Melbourne: The QAECO lab retreat “In early December, the Melbourne group had a two day retreat to the university’s Creswick campus in the spirit of group bonding. There were speed presentations, discussions on equity in science, poetry, trivia, fierce games of pool, and fun was had by all!” Natasha Cadenhead http://qaeco.com/2014/12/15/the-qaeco-cebra-lab-retreat-2014/#more-2602 Editor’s note: It’s true, they did poetry! Here’s a sample: If it’s all double Dutch and the math is too much, and your head is about to explode, There’s always a chance if you ask them to dance, they’ll write you instructions in code.

-~<>~-

About Dbytes

Dbytes is the eNewsletter of the Environmental Decisions Group. If you have any contributions to Dbytes (ie, opportunities and resources that you think might think be of value to other Dbyte readers) please send them to David Salt (David.Salt@anu.edu.au). Please keep them short and provide a link for more info. While Dbytes is primarily aimed at members of the EDG, anyone is welcome to receive it. To unsubscribe or change your details please visit: http://lists.science.uq.edu.au/mailman/listinfo/dbites

Please pass this link to any others who may want to subscribe too.

 

About EDG The Environmental Decision Group (EDG) is a network of conservation researchers working on the science of effective decision making to better conserve biodiversity. Our members are largely based at the University of Queensland, the Australian National University, the University of Melbourne, the University of Western Australia, RMIT and CSIRO. The EDG is jointly funded by the Australian Government’s National Environmental Research Program (NERP) and the Australian Research Council’s Centre of Excellence program (CEED). CEED: http://ceed.edu.au/ NERP ED: http://www.nerpdecisions.edu.au/ EDG: http://www.edg.org.au/

EDG major events: http://www.edg.org.au/events.html Decision Point: http://www.decision-point.com.au/

 

Advertisements

Leave a Reply

Fill in your details below or click an icon to log in:

WordPress.com Logo

You are commenting using your WordPress.com account. Log Out / Change )

Twitter picture

You are commenting using your Twitter account.
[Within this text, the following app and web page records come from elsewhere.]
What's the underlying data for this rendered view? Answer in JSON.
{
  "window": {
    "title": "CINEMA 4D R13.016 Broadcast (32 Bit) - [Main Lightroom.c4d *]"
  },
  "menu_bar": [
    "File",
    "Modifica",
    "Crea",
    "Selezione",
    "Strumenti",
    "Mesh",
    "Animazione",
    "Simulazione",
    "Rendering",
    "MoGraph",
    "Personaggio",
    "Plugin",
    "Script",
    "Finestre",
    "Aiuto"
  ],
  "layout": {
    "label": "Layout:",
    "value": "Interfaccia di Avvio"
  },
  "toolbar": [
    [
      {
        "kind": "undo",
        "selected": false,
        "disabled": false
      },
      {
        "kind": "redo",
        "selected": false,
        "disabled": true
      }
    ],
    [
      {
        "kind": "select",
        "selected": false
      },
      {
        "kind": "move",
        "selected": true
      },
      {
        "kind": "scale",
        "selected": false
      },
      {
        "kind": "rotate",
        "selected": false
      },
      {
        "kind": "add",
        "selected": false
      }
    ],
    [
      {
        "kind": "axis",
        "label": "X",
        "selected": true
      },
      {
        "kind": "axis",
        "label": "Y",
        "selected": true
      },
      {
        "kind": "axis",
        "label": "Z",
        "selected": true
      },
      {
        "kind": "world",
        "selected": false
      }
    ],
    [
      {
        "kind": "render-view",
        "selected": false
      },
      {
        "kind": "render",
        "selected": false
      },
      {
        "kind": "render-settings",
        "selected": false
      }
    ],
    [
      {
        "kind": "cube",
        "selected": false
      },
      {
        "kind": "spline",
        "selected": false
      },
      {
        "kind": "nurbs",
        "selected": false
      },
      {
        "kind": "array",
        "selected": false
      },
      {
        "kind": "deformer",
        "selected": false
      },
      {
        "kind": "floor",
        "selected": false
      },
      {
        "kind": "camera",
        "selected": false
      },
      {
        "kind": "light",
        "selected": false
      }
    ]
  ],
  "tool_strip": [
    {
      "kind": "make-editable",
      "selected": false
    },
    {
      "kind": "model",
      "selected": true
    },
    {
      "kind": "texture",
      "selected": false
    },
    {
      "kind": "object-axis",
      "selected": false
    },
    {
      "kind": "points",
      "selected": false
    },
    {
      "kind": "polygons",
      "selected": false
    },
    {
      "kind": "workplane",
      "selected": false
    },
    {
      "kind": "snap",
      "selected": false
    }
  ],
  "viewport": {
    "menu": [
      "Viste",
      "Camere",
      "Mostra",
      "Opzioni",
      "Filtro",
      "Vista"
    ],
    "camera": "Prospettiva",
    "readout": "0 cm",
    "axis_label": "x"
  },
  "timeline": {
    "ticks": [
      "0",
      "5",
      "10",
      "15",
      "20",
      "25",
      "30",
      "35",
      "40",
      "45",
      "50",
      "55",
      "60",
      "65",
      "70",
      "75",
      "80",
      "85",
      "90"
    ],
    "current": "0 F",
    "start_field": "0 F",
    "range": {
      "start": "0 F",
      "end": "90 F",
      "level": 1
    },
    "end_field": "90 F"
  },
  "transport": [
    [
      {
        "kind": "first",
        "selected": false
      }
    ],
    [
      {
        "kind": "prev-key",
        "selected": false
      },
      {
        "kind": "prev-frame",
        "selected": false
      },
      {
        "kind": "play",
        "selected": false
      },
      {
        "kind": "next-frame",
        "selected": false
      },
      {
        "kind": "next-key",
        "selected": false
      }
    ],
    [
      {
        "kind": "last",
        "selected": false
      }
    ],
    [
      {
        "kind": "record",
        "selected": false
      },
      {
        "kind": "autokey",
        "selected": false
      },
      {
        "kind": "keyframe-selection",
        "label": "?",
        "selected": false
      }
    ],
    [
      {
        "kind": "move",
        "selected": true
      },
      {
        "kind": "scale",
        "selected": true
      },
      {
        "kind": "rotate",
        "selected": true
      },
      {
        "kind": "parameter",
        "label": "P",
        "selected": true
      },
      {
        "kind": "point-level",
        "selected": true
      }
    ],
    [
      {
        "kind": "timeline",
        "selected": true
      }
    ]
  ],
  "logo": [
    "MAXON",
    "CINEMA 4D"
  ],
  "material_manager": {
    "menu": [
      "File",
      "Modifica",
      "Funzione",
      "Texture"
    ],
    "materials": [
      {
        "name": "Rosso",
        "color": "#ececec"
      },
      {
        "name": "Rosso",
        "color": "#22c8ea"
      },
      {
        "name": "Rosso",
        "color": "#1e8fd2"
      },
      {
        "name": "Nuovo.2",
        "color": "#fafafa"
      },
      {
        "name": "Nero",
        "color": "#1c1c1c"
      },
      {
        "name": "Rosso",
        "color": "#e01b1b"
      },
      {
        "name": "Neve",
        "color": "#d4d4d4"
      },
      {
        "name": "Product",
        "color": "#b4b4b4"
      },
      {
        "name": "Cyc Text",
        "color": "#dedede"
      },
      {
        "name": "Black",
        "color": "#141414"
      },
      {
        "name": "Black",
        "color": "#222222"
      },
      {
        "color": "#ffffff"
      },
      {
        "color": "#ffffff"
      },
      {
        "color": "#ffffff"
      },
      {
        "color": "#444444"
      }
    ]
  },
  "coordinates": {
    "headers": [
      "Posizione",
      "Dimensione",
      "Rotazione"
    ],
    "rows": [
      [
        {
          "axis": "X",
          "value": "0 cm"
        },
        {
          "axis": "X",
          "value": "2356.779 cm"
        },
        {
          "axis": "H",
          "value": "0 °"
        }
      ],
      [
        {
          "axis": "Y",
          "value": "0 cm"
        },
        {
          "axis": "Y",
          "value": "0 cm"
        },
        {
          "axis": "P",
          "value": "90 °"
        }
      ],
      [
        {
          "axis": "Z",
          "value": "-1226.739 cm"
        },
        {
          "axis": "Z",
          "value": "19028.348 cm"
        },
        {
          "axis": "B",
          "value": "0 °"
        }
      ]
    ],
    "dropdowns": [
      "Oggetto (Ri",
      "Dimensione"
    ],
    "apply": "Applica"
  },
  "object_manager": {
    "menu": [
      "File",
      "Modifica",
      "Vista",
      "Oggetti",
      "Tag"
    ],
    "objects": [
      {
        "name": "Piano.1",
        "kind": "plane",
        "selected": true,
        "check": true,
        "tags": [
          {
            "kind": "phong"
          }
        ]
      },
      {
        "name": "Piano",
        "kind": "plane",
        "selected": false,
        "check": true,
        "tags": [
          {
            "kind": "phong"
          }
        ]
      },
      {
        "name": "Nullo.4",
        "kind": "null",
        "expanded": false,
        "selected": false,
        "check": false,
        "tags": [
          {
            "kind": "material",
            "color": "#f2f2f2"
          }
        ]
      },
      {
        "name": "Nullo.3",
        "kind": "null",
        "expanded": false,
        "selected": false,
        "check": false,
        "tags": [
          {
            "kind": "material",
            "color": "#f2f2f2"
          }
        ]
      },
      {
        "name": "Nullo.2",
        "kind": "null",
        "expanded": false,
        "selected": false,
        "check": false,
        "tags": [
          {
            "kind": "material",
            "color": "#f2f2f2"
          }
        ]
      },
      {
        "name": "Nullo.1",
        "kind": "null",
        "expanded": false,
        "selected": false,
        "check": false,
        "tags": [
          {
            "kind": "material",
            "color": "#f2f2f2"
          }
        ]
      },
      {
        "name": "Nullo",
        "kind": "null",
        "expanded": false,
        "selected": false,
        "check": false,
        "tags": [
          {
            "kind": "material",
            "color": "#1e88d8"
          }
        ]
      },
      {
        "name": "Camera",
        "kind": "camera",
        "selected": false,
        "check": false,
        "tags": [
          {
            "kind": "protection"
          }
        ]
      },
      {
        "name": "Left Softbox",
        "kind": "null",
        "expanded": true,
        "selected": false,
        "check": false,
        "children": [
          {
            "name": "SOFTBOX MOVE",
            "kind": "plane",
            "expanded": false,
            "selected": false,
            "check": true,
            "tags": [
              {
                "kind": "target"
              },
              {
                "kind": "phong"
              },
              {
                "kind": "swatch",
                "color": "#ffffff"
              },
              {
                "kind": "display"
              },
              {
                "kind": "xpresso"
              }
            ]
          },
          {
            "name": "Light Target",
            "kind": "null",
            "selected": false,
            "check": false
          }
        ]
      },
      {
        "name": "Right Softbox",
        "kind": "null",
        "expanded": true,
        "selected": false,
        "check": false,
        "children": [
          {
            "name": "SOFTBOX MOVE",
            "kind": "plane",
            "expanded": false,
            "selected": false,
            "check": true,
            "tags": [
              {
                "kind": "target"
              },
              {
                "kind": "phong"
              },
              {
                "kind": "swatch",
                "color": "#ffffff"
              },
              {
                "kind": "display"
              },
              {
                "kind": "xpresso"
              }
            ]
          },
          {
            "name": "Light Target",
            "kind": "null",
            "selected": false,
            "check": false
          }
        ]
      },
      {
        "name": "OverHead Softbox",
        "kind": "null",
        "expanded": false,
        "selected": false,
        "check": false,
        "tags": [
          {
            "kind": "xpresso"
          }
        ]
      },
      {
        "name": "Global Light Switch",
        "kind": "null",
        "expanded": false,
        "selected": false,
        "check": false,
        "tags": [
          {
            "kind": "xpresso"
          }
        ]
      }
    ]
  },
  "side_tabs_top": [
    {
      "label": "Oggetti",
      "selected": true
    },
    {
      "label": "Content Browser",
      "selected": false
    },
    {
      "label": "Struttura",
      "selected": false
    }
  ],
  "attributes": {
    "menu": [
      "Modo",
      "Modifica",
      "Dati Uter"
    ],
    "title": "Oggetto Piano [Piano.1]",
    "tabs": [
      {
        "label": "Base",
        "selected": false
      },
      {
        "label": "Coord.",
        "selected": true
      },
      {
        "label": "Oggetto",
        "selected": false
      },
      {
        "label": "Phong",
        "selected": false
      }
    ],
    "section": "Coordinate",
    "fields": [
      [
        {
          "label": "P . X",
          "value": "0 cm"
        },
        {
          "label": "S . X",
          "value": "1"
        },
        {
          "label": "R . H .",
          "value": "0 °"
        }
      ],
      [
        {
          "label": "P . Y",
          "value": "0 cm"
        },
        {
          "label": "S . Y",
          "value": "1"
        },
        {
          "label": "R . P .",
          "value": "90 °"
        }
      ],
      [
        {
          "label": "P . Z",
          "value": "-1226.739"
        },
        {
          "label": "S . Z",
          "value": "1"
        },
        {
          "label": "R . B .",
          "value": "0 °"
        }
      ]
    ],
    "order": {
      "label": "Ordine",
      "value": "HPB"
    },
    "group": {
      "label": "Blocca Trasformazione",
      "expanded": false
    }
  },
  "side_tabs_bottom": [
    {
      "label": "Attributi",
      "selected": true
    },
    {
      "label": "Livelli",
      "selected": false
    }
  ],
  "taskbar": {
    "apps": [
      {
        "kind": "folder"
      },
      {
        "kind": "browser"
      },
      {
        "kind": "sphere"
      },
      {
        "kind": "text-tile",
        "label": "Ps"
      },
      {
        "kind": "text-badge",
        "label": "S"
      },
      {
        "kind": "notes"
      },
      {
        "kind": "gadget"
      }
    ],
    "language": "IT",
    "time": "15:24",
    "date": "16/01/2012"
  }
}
Log Out / Change )

Facebook photo

You are commenting using your Facebook account. Log Out / Change )

Google+ photo

You are commenting using your Google+ account. Log Out / Change )

Connecting to %s